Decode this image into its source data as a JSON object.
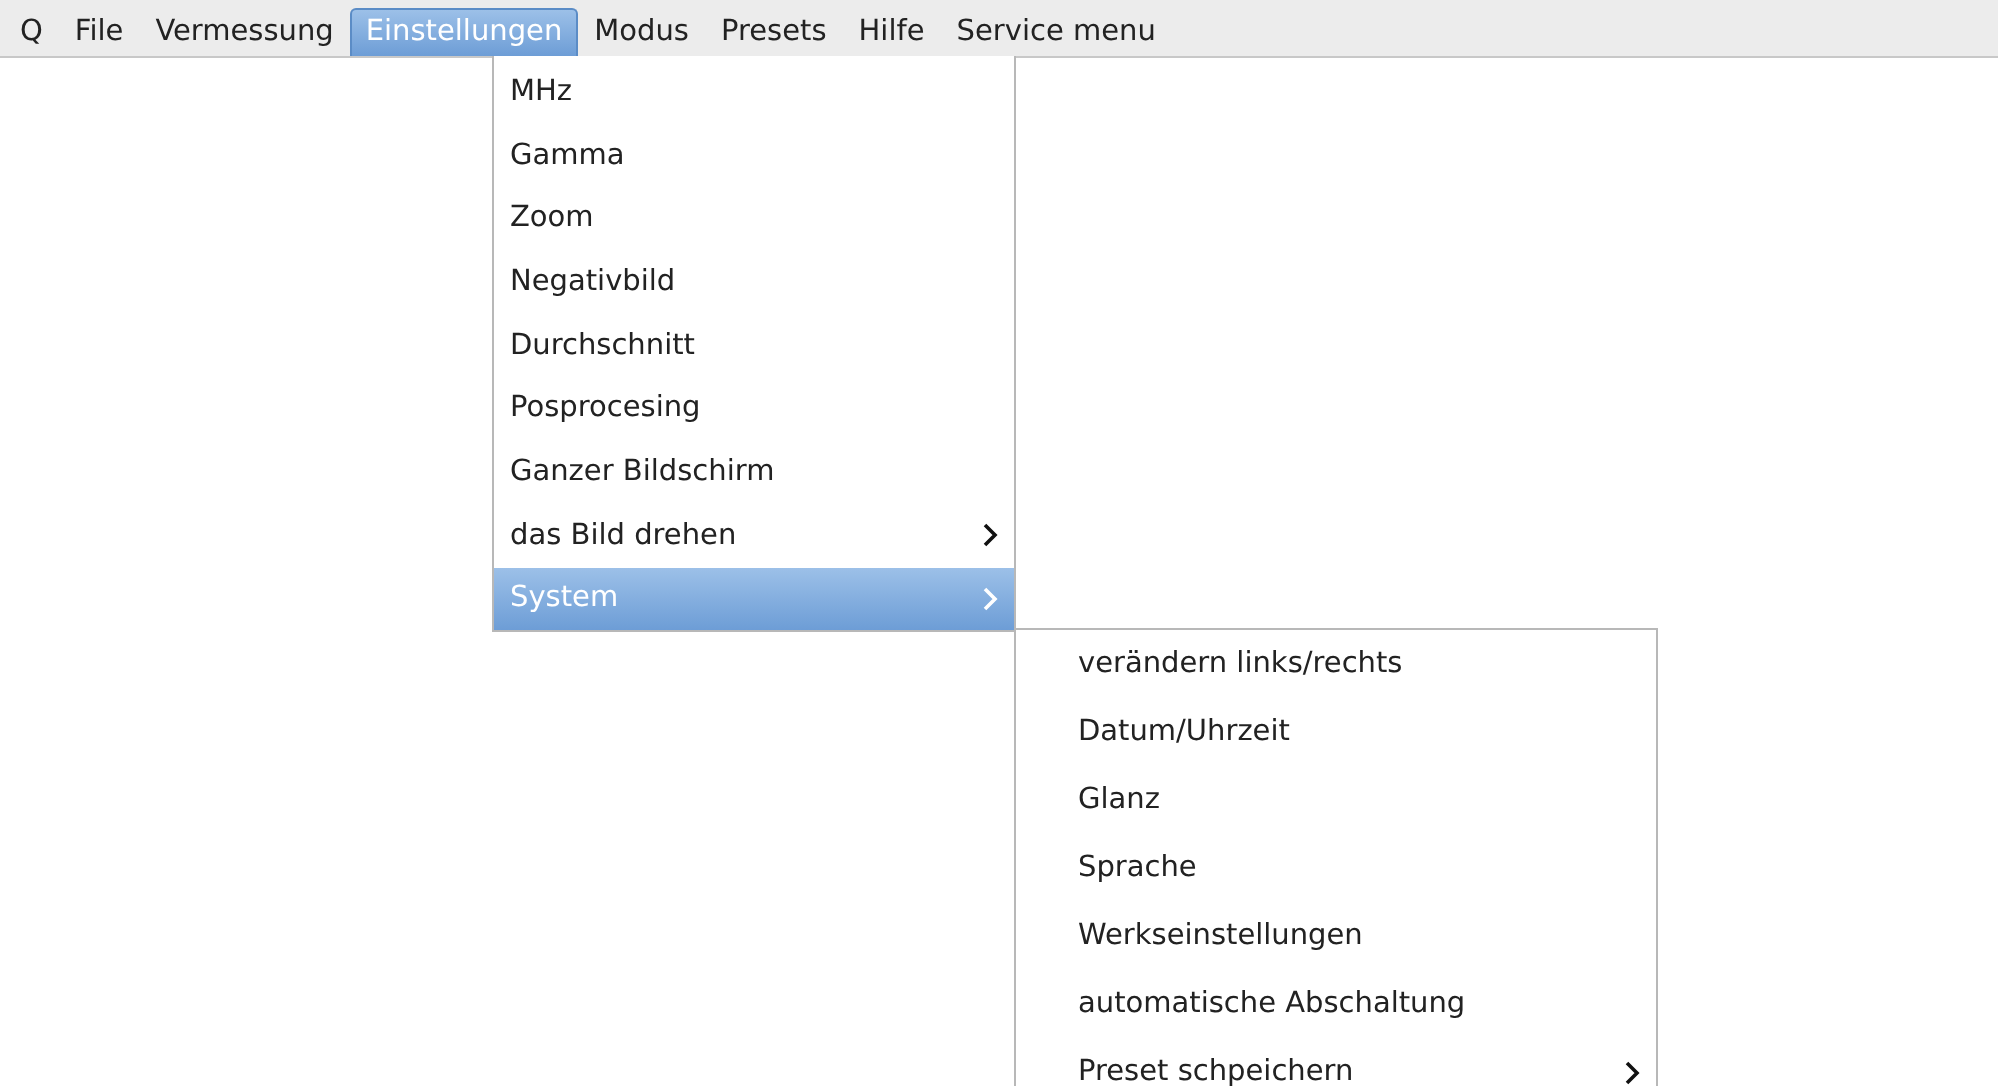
{
  "menubar": [
    {
      "label": "Q",
      "selected": false
    },
    {
      "label": "File",
      "selected": false
    },
    {
      "label": "Vermessung",
      "selected": false
    },
    {
      "label": "Einstellungen",
      "selected": true
    },
    {
      "label": "Modus",
      "selected": false
    },
    {
      "label": "Presets",
      "selected": false
    },
    {
      "label": "Hilfe",
      "selected": false
    },
    {
      "label": "Service menu",
      "selected": false
    }
  ],
  "menu": {
    "items": [
      {
        "label": "MHz",
        "selected": false,
        "submenu": false
      },
      {
        "label": "Gamma",
        "selected": false,
        "submenu": false
      },
      {
        "label": "Zoom",
        "selected": false,
        "submenu": false
      },
      {
        "label": "Negativbild",
        "selected": false,
        "submenu": false
      },
      {
        "label": "Durchschnitt",
        "selected": false,
        "submenu": false
      },
      {
        "label": "Posprocesing",
        "selected": false,
        "submenu": false
      },
      {
        "label": "Ganzer Bildschirm",
        "selected": false,
        "submenu": false
      },
      {
        "label": "das Bild drehen",
        "selected": false,
        "submenu": true
      },
      {
        "label": "System",
        "selected": true,
        "submenu": true
      }
    ]
  },
  "submenu": {
    "items": [
      {
        "label": "verändern links/rechts",
        "selected": false,
        "submenu": false
      },
      {
        "label": "Datum/Uhrzeit",
        "selected": false,
        "submenu": false
      },
      {
        "label": "Glanz",
        "selected": false,
        "submenu": false
      },
      {
        "label": "Sprache",
        "selected": false,
        "submenu": false
      },
      {
        "label": "Werkseinstellungen",
        "selected": false,
        "submenu": false
      },
      {
        "label": "automatische Abschaltung",
        "selected": false,
        "submenu": false
      },
      {
        "label": "Preset schpeichern",
        "selected": false,
        "submenu": true
      }
    ]
  }
}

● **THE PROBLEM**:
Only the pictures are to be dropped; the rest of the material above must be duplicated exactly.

● **TASK RESPONSE**:
Decode this image into its source data as a JSON object.
{
  "menubar": [
    {
      "label": "Q",
      "selected": false
    },
    {
      "label": "File",
      "selected": false
    },
    {
      "label": "Vermessung",
      "selected": false
    },
    {
      "label": "Einstellungen",
      "selected": true
    },
    {
      "label": "Modus",
      "selected": false
    },
    {
      "label": "Presets",
      "selected": false
    },
    {
      "label": "Hilfe",
      "selected": false
    },
    {
      "label": "Service menu",
      "selected": false
    }
  ],
  "menu": {
    "items": [
      {
        "label": "MHz",
        "selected": false,
        "submenu": false
      },
      {
        "label": "Gamma",
        "selected": false,
        "submenu": false
      },
      {
        "label": "Zoom",
        "selected": false,
        "submenu": false
      },
      {
        "label": "Negativbild",
        "selected": false,
        "submenu": false
      },
      {
        "label": "Durchschnitt",
        "selected": false,
        "submenu": false
      },
      {
        "label": "Posprocesing",
        "selected": false,
        "submenu": false
      },
      {
        "label": "Ganzer Bildschirm",
        "selected": false,
        "submenu": false
      },
      {
        "label": "das Bild drehen",
        "selected": false,
        "submenu": true
      },
      {
        "label": "System",
        "selected": true,
        "submenu": true
      }
    ]
  },
  "submenu": {
    "items": [
      {
        "label": "verändern links/rechts",
        "selected": false,
        "submenu": false
      },
      {
        "label": "Datum/Uhrzeit",
        "selected": false,
        "submenu": false
      },
      {
        "label": "Glanz",
        "selected": false,
        "submenu": false
      },
      {
        "label": "Sprache",
        "selected": false,
        "submenu": false
      },
      {
        "label": "Werkseinstellungen",
        "selected": false,
        "submenu": false
      },
      {
        "label": "automatische Abschaltung",
        "selected": false,
        "submenu": false
      },
      {
        "label": "Preset schpeichern",
        "selected": false,
        "submenu": true
      }
    ]
  }
}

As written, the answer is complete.